But maybe being happy isn’t the only emotion that’s beautiful or worth showing, especially in a world that’s as complicated as this one, with so many shadows living in the structures around us that touch us all every day.
Maybe there’s a whole other side of collective human connection and another world we don’t even know about; what would it be like if we started feeling all the other things all together, too? On social media, and out in the real world?
If we started exploring different possibilities together? Learning together? Healing, all of us, as an entire community instead of just with a stranger in a closed room? If so many of the things that are afflicting us are in our environment and shared and experienced by all of us, why do we have to hide our healing process?

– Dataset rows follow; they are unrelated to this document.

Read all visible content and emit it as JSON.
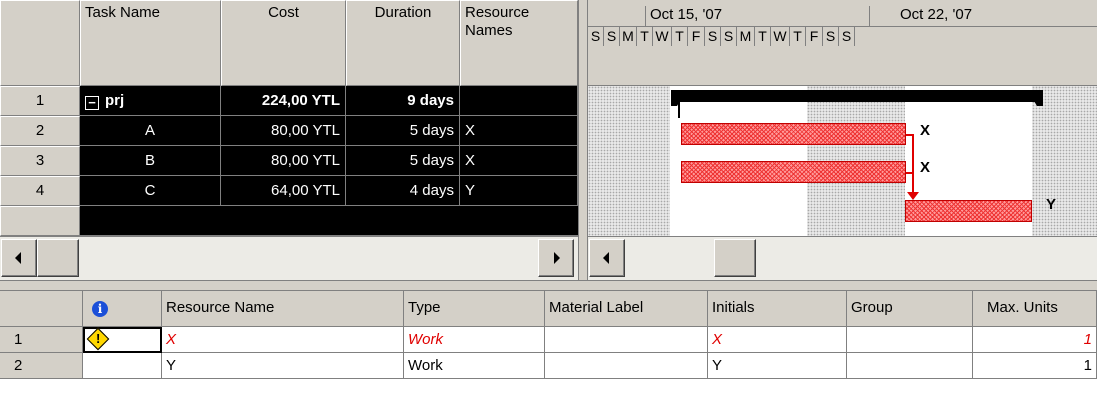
{
  "task_table": {
    "columns": [
      {
        "label": "Task Name"
      },
      {
        "label": "Cost"
      },
      {
        "label": "Duration"
      },
      {
        "label": "Resource Names"
      }
    ],
    "rows": [
      {
        "num": "1",
        "collapse": "−",
        "name": "prj",
        "cost": "224,00 YTL",
        "duration": "9 days",
        "resources": ""
      },
      {
        "num": "2",
        "name": "A",
        "cost": "80,00 YTL",
        "duration": "5 days",
        "resources": "X"
      },
      {
        "num": "3",
        "name": "B",
        "cost": "80,00 YTL",
        "duration": "5 days",
        "resources": "X"
      },
      {
        "num": "4",
        "name": "C",
        "cost": "64,00 YTL",
        "duration": "4 days",
        "resources": "Y"
      }
    ]
  },
  "gantt": {
    "weeks": [
      "Oct 15, '07",
      "Oct 22, '07"
    ],
    "days": [
      "S",
      "S",
      "M",
      "T",
      "W",
      "T",
      "F",
      "S",
      "S",
      "M",
      "T",
      "W",
      "T",
      "F",
      "S",
      "S"
    ],
    "bar_labels": [
      "X",
      "X",
      "Y"
    ],
    "colors": {
      "task_bar": "#ff9a9a",
      "task_border": "#c00000",
      "summary": "#000000"
    }
  },
  "resource_table": {
    "columns": [
      {
        "label": ""
      },
      {
        "label": "Resource Name"
      },
      {
        "label": "Type"
      },
      {
        "label": "Material Label"
      },
      {
        "label": "Initials"
      },
      {
        "label": "Group"
      },
      {
        "label": "Max. Units"
      }
    ],
    "info_icon": "info-icon",
    "rows": [
      {
        "num": "1",
        "indicator": "warning-icon",
        "name": "X",
        "type": "Work",
        "material": "",
        "initials": "X",
        "group": "",
        "max_units": "1"
      },
      {
        "num": "2",
        "indicator": "",
        "name": "Y",
        "type": "Work",
        "material": "",
        "initials": "Y",
        "group": "",
        "max_units": "1"
      }
    ]
  }
}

Neurologically, the more anxious we become, the more our ability to imagine new circumstances shrinks. Literally — the part of our brain that governs imagination (and healing…) shrinks over time if you are stressed.
Isn’t that just so convenient for an oppressing system to keep you hopeless and sick and under control?
(Don’t worry— with practice, you can grow it back.)
Possibly unrelated, possibly not:
I know it’s hard to do the things you want to do when you don’t see anyone else around who’s doing them, but maybe that’s more reason why you should be doing them. Just think about it, OK?
I had a story similar to this drafted months ago and back then, just the idea of sharing it had me retching and crying and shaking in the corner of my bathroom, asking myself, “Why does this genuinely feel like the scariest thing in the world?”
I think the answer has less to do with me, and more to do with the psychological environment around telling your truth in this world, and it makes me wonder how many important truths have gone unsaid, and how much we all have suffered from their loss.
Lucky me. While I don’t have mental healthcare coverage anymore, I have the privilege of not needing to work full-time for a little while. So I spent the last year and a half in quarantine working full-time on my bravery (still am, will always be), and I have been feeling and thinking more than I ever have in my life.
They say if you embody the future you want to live in, you will see it start to change around you. I never thought I would be here. It’s taken a long time and a lot of work to get to this point where I feel I am ready to start. I want with all my heart to try to. I’m not gonna be near perfect, and I’ll misstep often, and sometimes a woman’s gotta indulge in a little mindfully bad behavior to keep her peace healthy, like controlled wildfire — but that can be expected of the world, too.
I know so many of us are so tired, and just surviving. But you matter, and your every tiny little step matters so much, and reverberates outward, and I hope you know that the other side of that thing you always bury could be a unique solution for the rest of us that only you have.
It’s natural to be afraid of the unfamiliar things. I hope you can accept and be understanding of the humanness of your fear and be gentle with yourself. Then maybe one day you can defy it, when you’re ready: and on the other side you might find a version of you that is much less afraid, and a whole different world of hope and possibility, and maybe someday, if enough of us turn toward one another, we’ll meet each other there.
Nothing ventured – nothing gained.
Sometimes, even on good days, I’ll wake up with this weight.
But now, sometimes: I wake up wide awake.
I want more mornings for us like that in the new place.